Perform laboratory and field tests to monitor the environment and investigate sources of pollution, including those that affect health, under the direction of an environmental scientist, engineer, or other specialist. May collect samples of gases, soil, water, and other materials for testing.

It is also Called

  • Water Treatment Specialist
  • Water Quality Technician
  • Water Quality Specialist
  • Water Quality Analyst
  • Water Purification Chemist
  • Water Analyst
  • Wastewater Treatment Plant Chemist
  • Wastewater Analyst
  • Waste/Materials Exchange Specialist
  • Waste Minimization Technician
View All

What They Do

  • Conduct standardized tests to ensure materials or supplies used throughout power supply systems meet processing and safety specifications.
  • Develop testing procedures.
  • Determine amounts and kinds of chemicals to use in destroying harmful organisms or removing impurities from purification systems.
  • Prepare samples or photomicrographs for testing and analysis.
  • Initiate procedures to close down or fine establishments violating environmental or health regulations.
  • Weigh, analyze, or measure collected sample particles, such as lead, coal dust, or rock, to determine concentration of pollutants.
  • Direct activities of workers in laboratory.
  • Calculate amount of pollutant in samples or compute air pollution or gas flow in industrial processes, using chemical and mathematical formulas.
  • Maintain files, such as hazardous waste databases, chemical usage data, personnel exposure information, or diagrams showing equipment locations.
  • Distribute permits, closure plans, or cleanup plans.

Interests

People who work in this occupation generally have the interest code: IRC.

This means people who work in this occupation generally have Investigative interests, but also prefer Realistic and Conventional environments.

Work Values

People who work in this occupation generally prize Achievement, but also value Support and Relationships in their jobs.

Things They Need to Know

  • English Language - Knowledge of the structure and content of the English language including the meaning and spelling of words, rules of composition, and grammar.
  • Biology - Knowledge of plant and animal organisms, their tissues, cells, functions, interdependencies, and interactions with each other and the environment.
  • Law and Government - Knowledge of laws, legal codes, court procedures, precedents, government regulations, executive orders, agency rules, and the democratic political process.
  • Mathematics - Knowledge of arithmetic, algebra, geometry, calculus, statistics, and their applications.
  • Chemistry - Knowledge of the chemical composition, structure, and properties of substances and of the chemical processes and transformations that they undergo.
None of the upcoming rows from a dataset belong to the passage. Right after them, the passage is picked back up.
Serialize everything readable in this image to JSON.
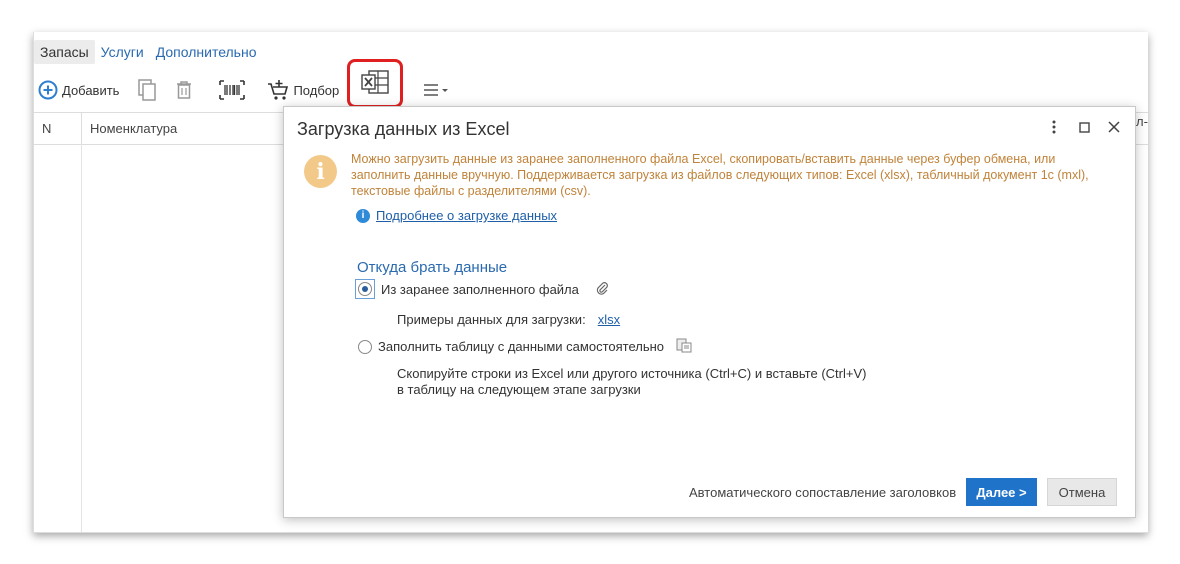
{
  "tabs": [
    "Запасы",
    "Услуги",
    "Дополнительно"
  ],
  "toolbar": {
    "add_label": "Добавить",
    "pick_label": "Подбор",
    "icons": [
      "add-circle-icon",
      "copy-icon",
      "trash-icon",
      "barcode-icon",
      "cart-add-icon",
      "excel-icon",
      "menu-icon"
    ]
  },
  "grid": {
    "columns": [
      "N",
      "Номенклатура",
      "л-"
    ]
  },
  "dialog": {
    "title": "Загрузка данных из Excel",
    "info": "Можно загрузить данные из заранее заполненного файла Excel, скопировать/вставить данные через буфер обмена, или заполнить данные вручную. Поддерживается загрузка из файлов следующих типов: Excel (xlsx), табличный документ 1с (mxl), текстовые файлы с разделителями (csv).",
    "more_link": "Подробнее о загрузке данных",
    "section_title": "Откуда брать данные",
    "option_file": "Из заранее заполненного файла",
    "sample_label": "Примеры данных для загрузки:",
    "sample_link": "xlsx",
    "option_manual": "Заполнить таблицу с данными самостоятельно",
    "hint_line1": "Скопируйте строки из Excel или другого источника (Ctrl+C) и вставьте (Ctrl+V)",
    "hint_line2": "в таблицу на следующем этапе загрузки",
    "auto_match": "Автоматического сопоставление заголовков",
    "next_button": "Далее >",
    "cancel_button": "Отмена"
  },
  "colors": {
    "accent": "#1f73c9",
    "link": "#2a6ab0",
    "info_text": "#c0833a",
    "highlight": "#e02020"
  }
}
This includes uses of chemicals and their interactions, danger signs, production techniques, and disposal methods.

Things They Need to Be Able to Do

  • Active Listening - Giving full attention to what other people are saying, taking time to understand the points being made, asking questions as appropriate, and not interrupting at inappropriate times.
  • Reading Comprehension - Understanding written sentences and paragraphs in work related documents.
  • Critical Thinking - Using logic and reasoning to identify the strengths and weaknesses of alternative solutions, conclusions or approaches to problems.
  • Speaking - Talking to others to convey information effectively.
  • Writing - Communicating effectively in writing as appropriate for the needs of the audience.
  • Science - Using scientific rules and methods to solve problems.
  • Complex Problem Solving - Identifying complex problems and reviewing related information to develop and evaluate options and implement solutions.

Education Required

Most of these occupations require a four-year bachelor's degree, but some do not.

Wages

In 2016, the average annual wage in Pennsylvania was $45,450 with most people making between $25,310 and $69,250

Outlook

1.16%
avg. annual growth

During 2014, this occupation employed approximately 1,810 people in Pennsylvania. It is projected that there will be 2,020 employed in 2024.

This occupation will have about 21 openings due to growth and about 79 replacement openings for approximately 100 total annual openings.



Pennsylvania Department of Education